State the number of lines in the records underneath where the word "Excluir" turns up, and say nothing else.

Items from an interface collection
□ □ □ □
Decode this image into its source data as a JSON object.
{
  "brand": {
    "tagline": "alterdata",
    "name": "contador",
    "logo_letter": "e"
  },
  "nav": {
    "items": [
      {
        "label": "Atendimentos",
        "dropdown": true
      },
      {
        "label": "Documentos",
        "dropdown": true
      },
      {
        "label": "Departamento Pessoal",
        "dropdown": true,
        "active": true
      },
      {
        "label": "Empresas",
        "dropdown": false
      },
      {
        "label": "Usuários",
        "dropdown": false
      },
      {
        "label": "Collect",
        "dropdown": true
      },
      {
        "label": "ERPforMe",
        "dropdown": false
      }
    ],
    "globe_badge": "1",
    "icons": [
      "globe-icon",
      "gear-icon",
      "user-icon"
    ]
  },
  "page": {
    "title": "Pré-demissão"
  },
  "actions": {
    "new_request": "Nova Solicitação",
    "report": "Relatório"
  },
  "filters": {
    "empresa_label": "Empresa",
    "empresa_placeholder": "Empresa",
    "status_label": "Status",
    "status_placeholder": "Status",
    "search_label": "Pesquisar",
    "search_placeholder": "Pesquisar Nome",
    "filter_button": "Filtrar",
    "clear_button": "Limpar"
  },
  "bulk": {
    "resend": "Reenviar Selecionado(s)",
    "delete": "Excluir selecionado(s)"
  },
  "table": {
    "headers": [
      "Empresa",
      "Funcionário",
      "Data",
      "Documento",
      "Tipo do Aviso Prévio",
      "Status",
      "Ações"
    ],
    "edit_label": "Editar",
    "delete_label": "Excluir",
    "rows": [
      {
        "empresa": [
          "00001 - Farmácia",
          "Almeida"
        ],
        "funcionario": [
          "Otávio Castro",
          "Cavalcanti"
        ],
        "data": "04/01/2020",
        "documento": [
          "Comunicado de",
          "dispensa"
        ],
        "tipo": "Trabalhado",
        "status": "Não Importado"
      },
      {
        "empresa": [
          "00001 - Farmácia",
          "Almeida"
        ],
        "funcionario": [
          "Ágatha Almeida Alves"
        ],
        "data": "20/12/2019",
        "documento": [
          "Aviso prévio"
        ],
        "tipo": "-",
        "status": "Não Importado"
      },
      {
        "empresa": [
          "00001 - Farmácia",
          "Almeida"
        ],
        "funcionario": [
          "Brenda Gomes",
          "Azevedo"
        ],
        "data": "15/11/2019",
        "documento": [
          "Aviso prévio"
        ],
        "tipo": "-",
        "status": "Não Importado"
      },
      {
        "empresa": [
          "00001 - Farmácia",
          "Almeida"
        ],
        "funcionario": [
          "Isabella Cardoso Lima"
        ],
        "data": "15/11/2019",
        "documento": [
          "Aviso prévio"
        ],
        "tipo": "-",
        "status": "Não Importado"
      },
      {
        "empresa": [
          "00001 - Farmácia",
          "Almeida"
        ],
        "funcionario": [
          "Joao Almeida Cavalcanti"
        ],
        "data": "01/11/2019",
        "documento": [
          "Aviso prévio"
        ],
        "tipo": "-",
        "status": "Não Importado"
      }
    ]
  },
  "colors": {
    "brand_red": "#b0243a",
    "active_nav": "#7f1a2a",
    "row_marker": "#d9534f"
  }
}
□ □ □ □
▶ [Solution]: 2